How do you survive when the desperate action of a loved one has shattered your family? In And Give You Peace, a young woman, Anastasia Dolarn, courageously examines her seemingly normal childhood to uncover the motivations behind an unspeakable tragedy. Jessica Treadway flawlessly portrays the complexity of human experience in the face of incomprehensible loss, revealing yet again why the New York Times Book Review has called her "a writer with an unsparing bent for the truth."
The title of this intensely imagined first novel by short story writer Treadway (Absent Without Leave) comes from a Christian hymn and benediction, and its denouement is fittingly redemptive. Set in a small town near Albany, N.Y., the story is narrated by Anastasia Grace Dolan, whose father, threatened with divorce, inexplicably killed himself and his youngest daughter, 16-year-old Meggy, one June morning 12 years earlier, leaving recent college graduate Anastasia, middle sister Justine and their mother to absorb the echoing horror. In virtually crime-free Ashmont, the shooting sent shock waves through the whole town. Thinking back on what she thought was an idyllic childhood, Anastasia tries to pinpoint when she first sensed that trouble was brewing, "looking for meaning in small, forgotten things." She remembers a modified cheerleading song ("We are the Dolans, mighty, mighty Dolans") the family would sing to ease themselves past difficult spots, a trip they took to Boston, a summer spent building a tree house. Her father, an unsuccessful car salesman, was always sensitive and finicky, but Anastasia wonders now whether his fixation on cleanliness and order might have been a full-fledged obsessive-compulsive disorder that spiraled his mind into madness. She wonders, too, about her mother, who seems to have recovered much too quickly from the murder-suicide. Although the author's vision of a viable peace for a shattered family is occasionally unfocused , the final impression she leaves is that of a loving regeneration of life through the flowering of memory and emotion.
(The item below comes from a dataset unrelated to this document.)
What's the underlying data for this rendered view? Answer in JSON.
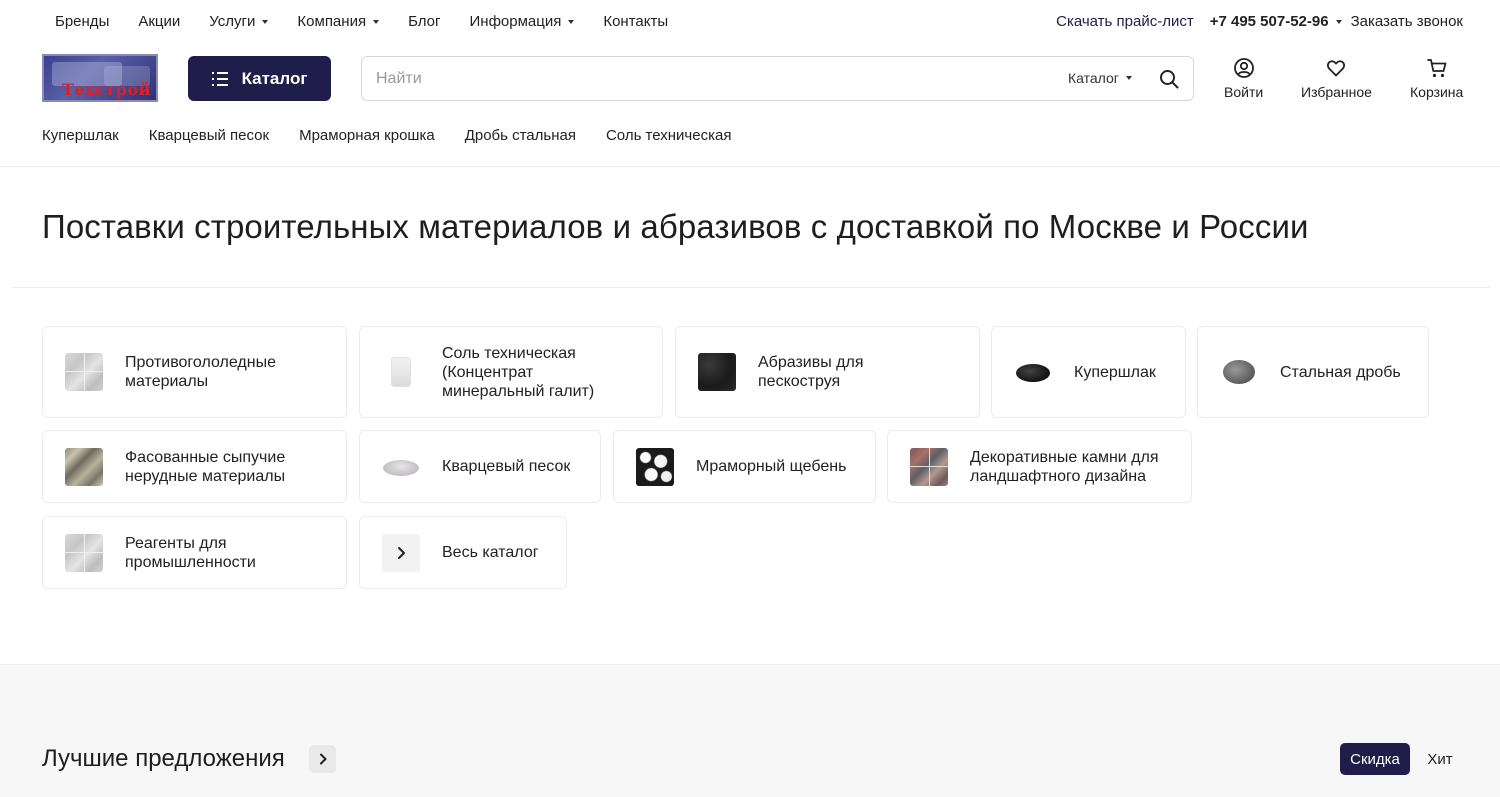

Treadway's careful craftsmanship and her unobtrusive grounding of the narrative with details of smalltown life add authenticity to a moving exploration of promising lives detoured into tragedy and reaffirmed through the sharing of buried secrets and a willingness to forgive.